So I give Adam credit for bucking conventional wisdom. Also, Adam’s been consistent with his rankings and his approach (he ranked Fernando Martinez the tenth best prospect in all of baseball last year, and he slipped to just 53rd this year). That being said, however, I disagree strongly with the rationale behind his ranking.
Anyways, feeling slightly obnoxious, I decided to post my rebuttal by participating in the chat they hosted last night, under the pseudonym “Wilmer Flores” (I know). Here’s how it went:
Wilmer Flores (7:29): How the hell am I rated lower than Brad Emaus?
Adam Foster (7:33): Ha!
Because you lack patience, haven’t shown much game power and probably are going to end up at third base.
Emaus is near big-league-ready. He’s an outstanding contact hitter with patience and some pop, though he’s also a third baseman in my mind — and Flores is also a great contact hitter.
I think people see teenager in full-season ball and think sky’s-the-limit upside too much. And patience really should be weighted just as heavily as traditional tools. Most scouts know that, too. There are people with a lot of say in the prospect industry who put next to no weight into the value of patience.
Wilmer Flores (9:04): Considering I already make excellent contact, the WORST CASE scenario is that I become Brad Emaus, who’s minor league track record indicates he will never slug above .450 in the big leagues. The only thing the dude has on me is walks, but I’m like 18. When Emaus was 21 in the NYPL, he only walked 7.9% of the time. My 7.6% BB rate in Savannah is nothing to scoff at, yet you act like I’m Yuniesky Betancourt or Jordany Valdespin. Plus, I never strike out.
Lincoln Hamilton (9:06): That 7.6 BB was for half a season and looks like a total outlier given that for the rest of your career you’ve been a 3.0-4.5% BB guy (which is Yuniesky territory).
Adam Foster (9:07): “but I’m like 18″ made me laugh
Adam Foster (9:08): And good Jordany Valdespin reference.
Lincoln Hamilton (9:08): We don’t expect Emaus to be much of a power hitter, but he’s a doubles/gap power guy with legit plus patience.
Wilmer Flores (9:08): While I might not show much game power, you can’t ignore my awesome bat speed. Power is often the last tool to develop anyways.
Lincoln Hamilton (9:08): Thanks for joining the chat Wilmer. Player have a tendency to overrate their own ability. Ask Michael Young

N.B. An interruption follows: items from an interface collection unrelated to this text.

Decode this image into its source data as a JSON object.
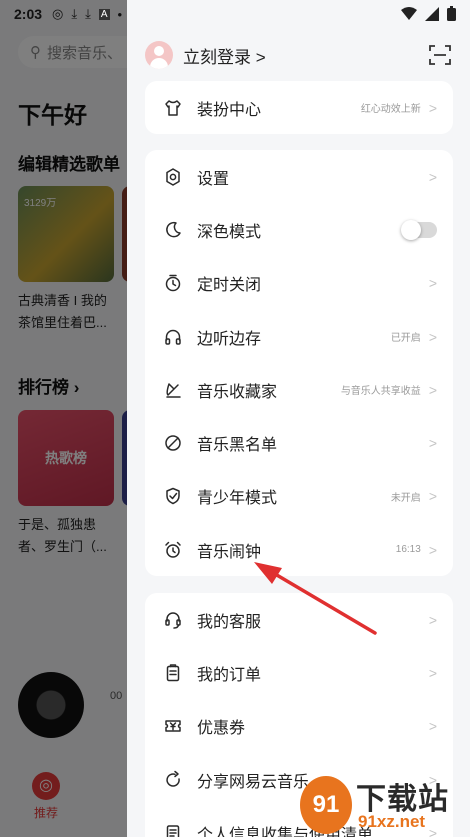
{
  "status_bar": {
    "time": "2:03",
    "left_icons": [
      "netease-icon",
      "download-icon",
      "download-icon",
      "a-icon",
      "dot-icon"
    ],
    "right_icons": [
      "wifi-icon",
      "signal-icon",
      "battery-icon"
    ]
  },
  "background": {
    "search_placeholder": "搜索音乐、",
    "greeting": "下午好",
    "section_editor": "编辑精选歌单",
    "playlist_count": "3129万",
    "playlist_caption": "古典清香 I 我的茶馆里住着巴...",
    "section_chart": "排行榜",
    "chart_badge": "热歌榜",
    "chart_caption": "于是、孤独患者、罗生门（...",
    "player_time": "00",
    "nav_label": "推荐"
  },
  "drawer": {
    "login_label": "立刻登录",
    "login_chevron": ">",
    "card1": [
      {
        "name": "dress-up",
        "icon": "shirt-icon",
        "label": "装扮中心",
        "value": "红心动效上新",
        "chevron": ">"
      }
    ],
    "card2": [
      {
        "name": "settings",
        "icon": "gear-icon",
        "label": "设置",
        "value": "",
        "chevron": ">"
      },
      {
        "name": "dark-mode",
        "icon": "moon-icon",
        "label": "深色模式",
        "value": "",
        "chevron": ""
      },
      {
        "name": "sleep-timer",
        "icon": "timer-icon",
        "label": "定时关闭",
        "value": "",
        "chevron": ">"
      },
      {
        "name": "listen-cache",
        "icon": "headphones-icon",
        "label": "边听边存",
        "value": "已开启",
        "chevron": ">"
      },
      {
        "name": "music-collector",
        "icon": "collector-icon",
        "label": "音乐收藏家",
        "value": "与音乐人共享收益",
        "chevron": ">"
      },
      {
        "name": "blacklist",
        "icon": "ban-icon",
        "label": "音乐黑名单",
        "value": "",
        "chevron": ">"
      },
      {
        "name": "teen-mode",
        "icon": "shield-icon",
        "label": "青少年模式",
        "value": "未开启",
        "chevron": ">"
      },
      {
        "name": "music-alarm",
        "icon": "alarm-icon",
        "label": "音乐闹钟",
        "value": "16:13",
        "chevron": ">"
      }
    ],
    "card3": [
      {
        "name": "customer-service",
        "icon": "headset-icon",
        "label": "我的客服",
        "value": "",
        "chevron": ">"
      },
      {
        "name": "my-orders",
        "icon": "clipboard-icon",
        "label": "我的订单",
        "value": "",
        "chevron": ">"
      },
      {
        "name": "coupons",
        "icon": "coupon-icon",
        "label": "优惠券",
        "value": "",
        "chevron": ">"
      },
      {
        "name": "share",
        "icon": "share-icon",
        "label": "分享网易云音乐",
        "value": "",
        "chevron": ">"
      },
      {
        "name": "privacy",
        "icon": "doc-icon",
        "label": "个人信息收集与使用清单",
        "value": "",
        "chevron": ">"
      }
    ],
    "dark_mode_on": false
  },
  "watermark": {
    "logo_text": "91",
    "title": "下载站",
    "url": "91xz.net"
  },
  "colors": {
    "accent_red": "#e63b3b",
    "annotation_arrow": "#e03030",
    "watermark_orange": "#e8741e"
  }
}
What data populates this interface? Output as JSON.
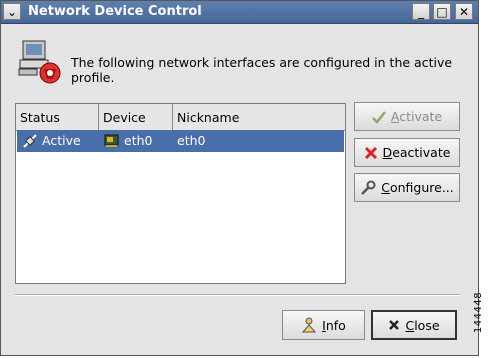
{
  "window": {
    "title": "Network Device Control"
  },
  "intro_text": "The following network interfaces are configured in the active profile.",
  "table": {
    "columns": [
      "Status",
      "Device",
      "Nickname"
    ],
    "rows": [
      {
        "status": "Active",
        "device": "eth0",
        "nickname": "eth0"
      }
    ]
  },
  "buttons": {
    "activate_access": "A",
    "activate_rest": "ctivate",
    "deactivate_access": "D",
    "deactivate_rest": "eactivate",
    "configure_access": "C",
    "configure_rest": "onfigure...",
    "info_access": "I",
    "info_rest": "nfo",
    "close_access": "C",
    "close_rest": "lose"
  },
  "figure_id": "144448",
  "colors": {
    "titlebar": "#5873a6",
    "selection": "#4a6ea9"
  }
}
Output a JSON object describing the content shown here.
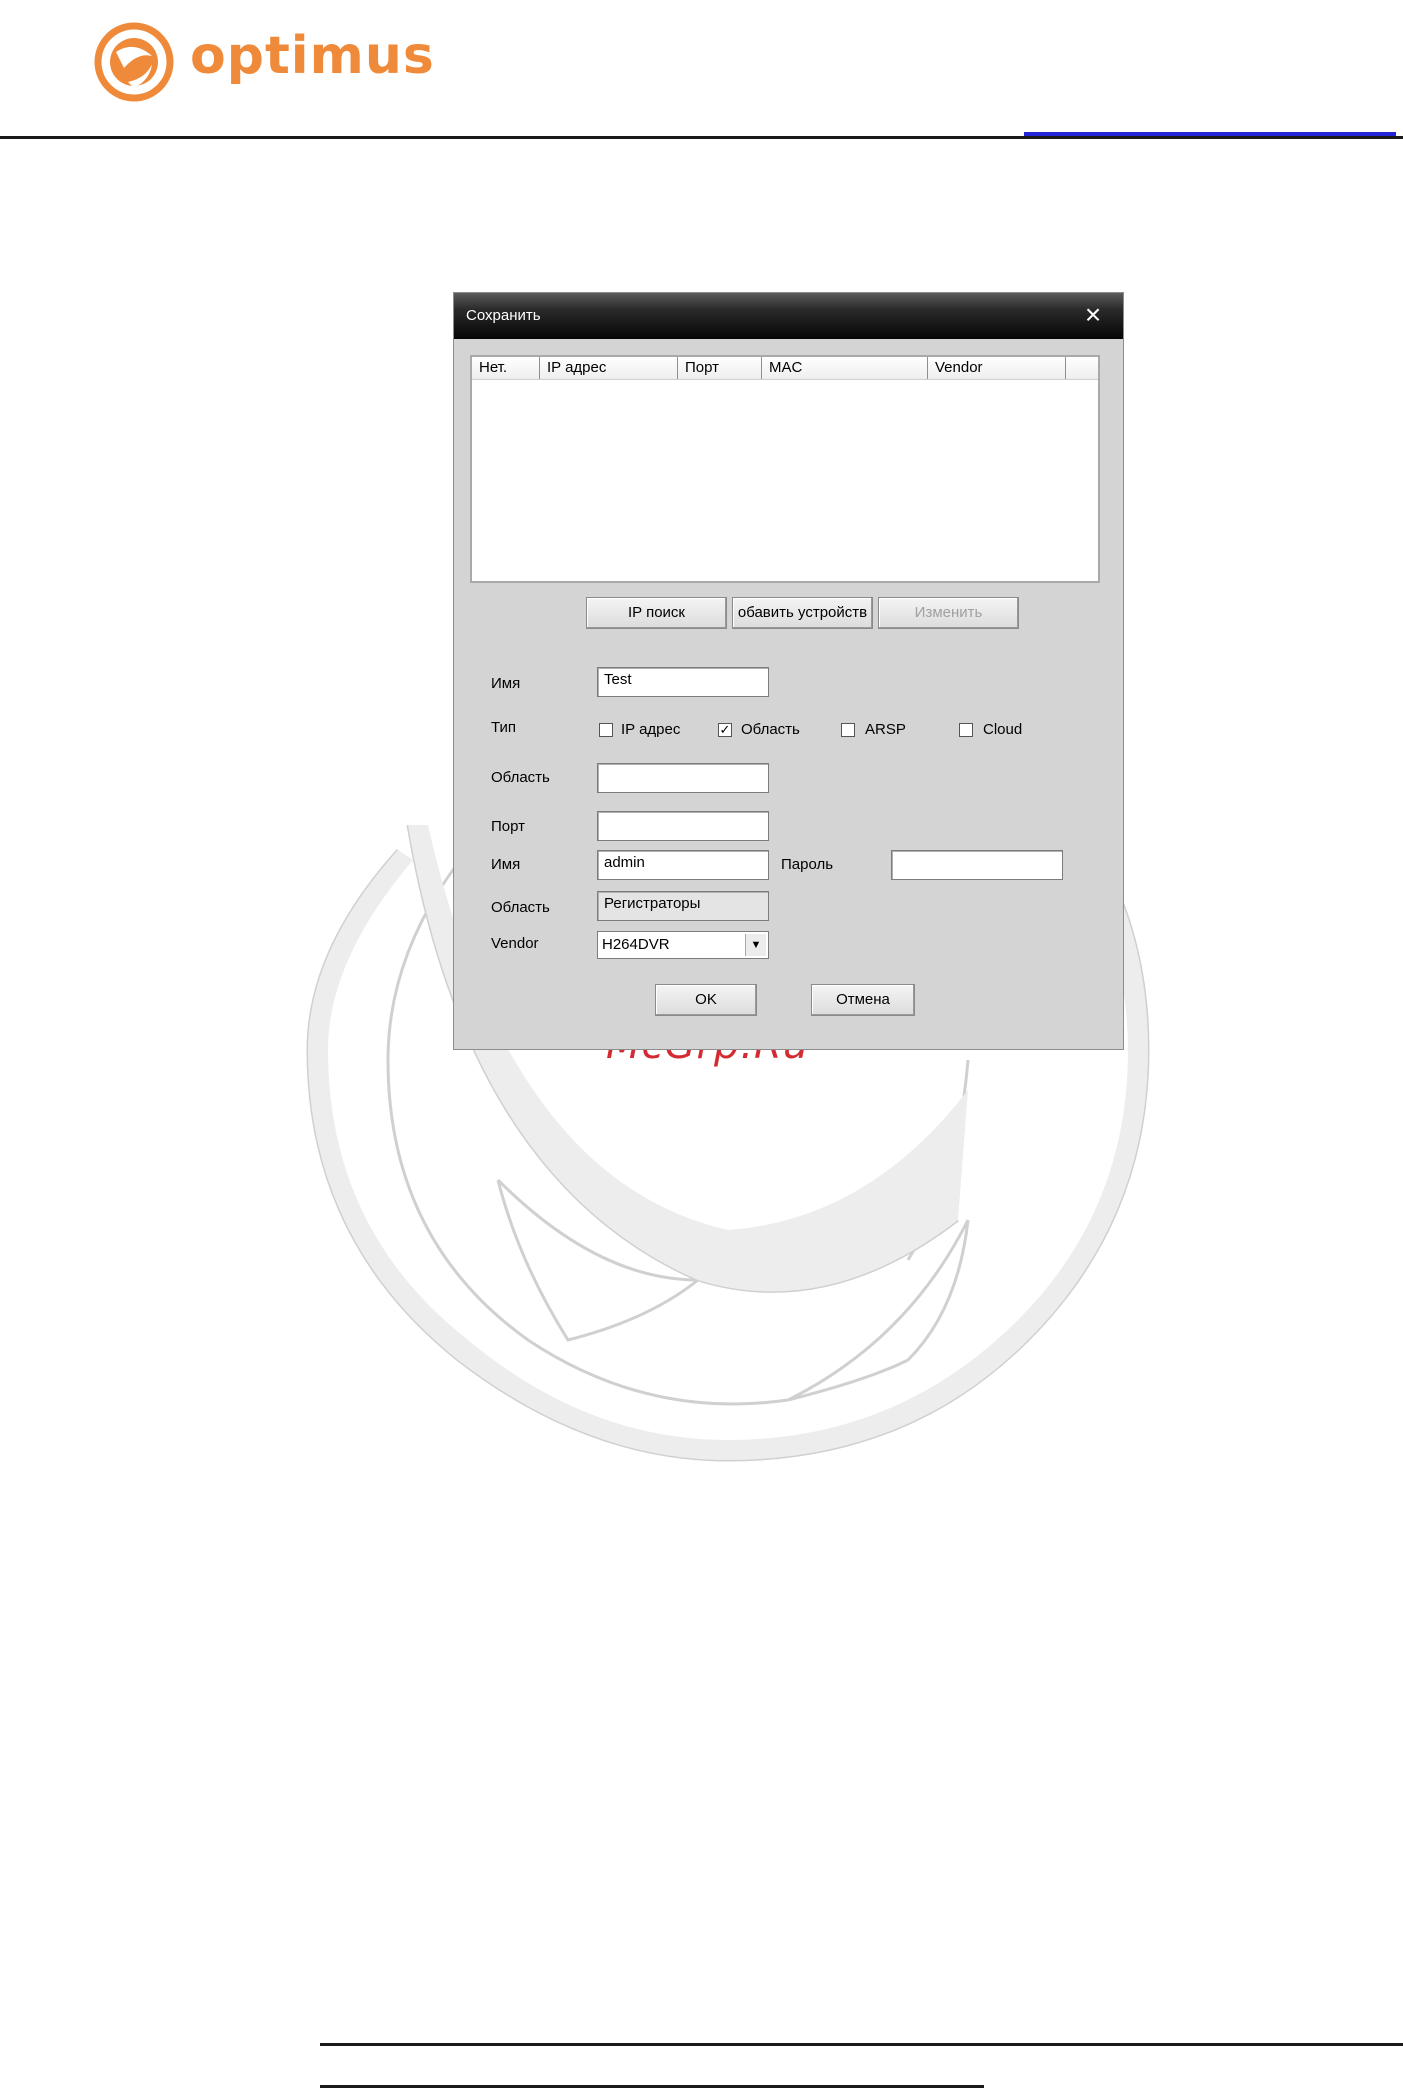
{
  "header": {
    "brand": "optimus",
    "brand_color": "#ef8a3a"
  },
  "watermark_text": "McGrp.Ru",
  "dialog": {
    "title": "Сохранить",
    "close_icon": "close-icon",
    "list": {
      "columns": [
        "Нет.",
        "IP адрес",
        "Порт",
        "MAC",
        "Vendor"
      ],
      "rows": []
    },
    "buttons": {
      "ip_search": "IP поиск",
      "add_device": "обавить устройств",
      "edit": "Изменить"
    },
    "form": {
      "name_label": "Имя",
      "name_value": "Test",
      "type_label": "Тип",
      "types": [
        {
          "label": "IP адрес",
          "checked": false
        },
        {
          "label": "Область",
          "checked": true
        },
        {
          "label": "ARSP",
          "checked": false
        },
        {
          "label": "Cloud",
          "checked": false
        }
      ],
      "area_label": "Область",
      "area_value": "",
      "port_label": "Порт",
      "port_value": "",
      "user_label": "Имя",
      "user_value": "admin",
      "password_label": "Пароль",
      "password_value": "",
      "group_label": "Область",
      "group_value": "Регистраторы",
      "vendor_label": "Vendor",
      "vendor_value": "H264DVR"
    },
    "ok": "OK",
    "cancel": "Отмена"
  }
}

So what do you all think?
By the way, you can also read more about Wilmer Flores from yours truly. You can also read the X-rated version of this post here.